The band had no permanent home but wandered about living on deer and buffalo and "wild potatoes" dug by the women. Bellisle was forced to run, still naked and barefoot, ahead of the horses, and he was beaten if he did not run fast enough.

On the occasion the band happened upon a native of their tribe, whom they killed and cannibalized. One man cut off the head, others the arms and legs, and then the torso was skinned. The savages ate the flesh raw, down to the bones.

Bellisle later wrote that he would have been killed and eaten except for and old widow asking for him as a husband. His lot was no different. He was still a slave, but at least he alive.

He constantly asked his savage captors to free him, but this simply caused them to laugh hugely. During one period of their wanderings, Bellisle heard that they were near the place with the white chief. In despair he wrote a letter on a piece of smooth bark with charcoal ink, asking to be rescued. He asked his captors to deliver the letter to the white chief, but they simply regarded it as a curiosity, passing it from individual to individual and even showing it to other savages of their ilk when they met.

In this way the message found its way to a tribe which was in was communication with the French fort at Natchitoches, and the letter was delivered to the commandant, Louis Juchereau de St. Denis.

St. Denis sent two warriors to bring the captive to him. Bellisle was found and eventually, after some delay, arrived at Natchitoches, bearded and in tattered garments. The date was February 10, 1721. He had survived in the wilderness for two years.

After recuperating at Natchitoches, Bellisle returned to New Orleans, where he took service under Governer Bienville.

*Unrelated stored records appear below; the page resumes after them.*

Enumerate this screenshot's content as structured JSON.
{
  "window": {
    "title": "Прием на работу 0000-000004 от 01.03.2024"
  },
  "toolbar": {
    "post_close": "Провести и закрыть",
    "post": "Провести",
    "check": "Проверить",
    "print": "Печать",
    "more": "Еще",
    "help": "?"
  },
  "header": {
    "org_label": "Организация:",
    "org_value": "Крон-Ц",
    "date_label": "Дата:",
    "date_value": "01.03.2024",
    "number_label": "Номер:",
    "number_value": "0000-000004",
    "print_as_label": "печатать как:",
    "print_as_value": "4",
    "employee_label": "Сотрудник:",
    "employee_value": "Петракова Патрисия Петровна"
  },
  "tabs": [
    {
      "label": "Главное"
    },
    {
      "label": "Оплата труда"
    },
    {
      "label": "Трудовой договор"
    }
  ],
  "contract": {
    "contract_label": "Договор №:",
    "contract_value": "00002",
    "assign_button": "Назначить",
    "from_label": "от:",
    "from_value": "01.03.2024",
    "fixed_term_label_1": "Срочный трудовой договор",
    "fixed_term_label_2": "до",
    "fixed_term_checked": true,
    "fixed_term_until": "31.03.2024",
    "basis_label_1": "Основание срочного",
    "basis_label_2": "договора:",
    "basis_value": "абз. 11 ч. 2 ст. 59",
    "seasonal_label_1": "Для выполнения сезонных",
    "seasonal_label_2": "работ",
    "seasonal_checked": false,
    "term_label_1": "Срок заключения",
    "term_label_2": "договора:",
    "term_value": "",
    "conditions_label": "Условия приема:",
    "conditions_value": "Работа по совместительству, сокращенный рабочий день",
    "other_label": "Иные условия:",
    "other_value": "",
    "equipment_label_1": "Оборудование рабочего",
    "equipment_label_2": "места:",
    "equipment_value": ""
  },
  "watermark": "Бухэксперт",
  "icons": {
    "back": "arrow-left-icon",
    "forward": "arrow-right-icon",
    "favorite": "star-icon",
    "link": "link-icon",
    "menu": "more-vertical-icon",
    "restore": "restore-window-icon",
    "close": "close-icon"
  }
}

He participated in a number of expeditions and excursions and finally developed a plantation near New Orleans. He was even elected to the Superior Council. When Louisiana was ceded to Spain, however, he returned to France, where he died in 1763 at the age of 68.

After his return to civilization Bellisle wrote a "Relation," describing his adventures in the wilderness. Unfortunately, he never had any clear idea of where these adventures took place. The Indian band which captured him has been identified as the Attakapas, although that is far from certain. During Bellisle’s time the Attakapas nation centered around three river valleys: the Vermilion, the Mermentau, and the Calcasieu. Smaller bands were centered on Bayou Choupique, Bayou Nezpique, and Eagle Creek.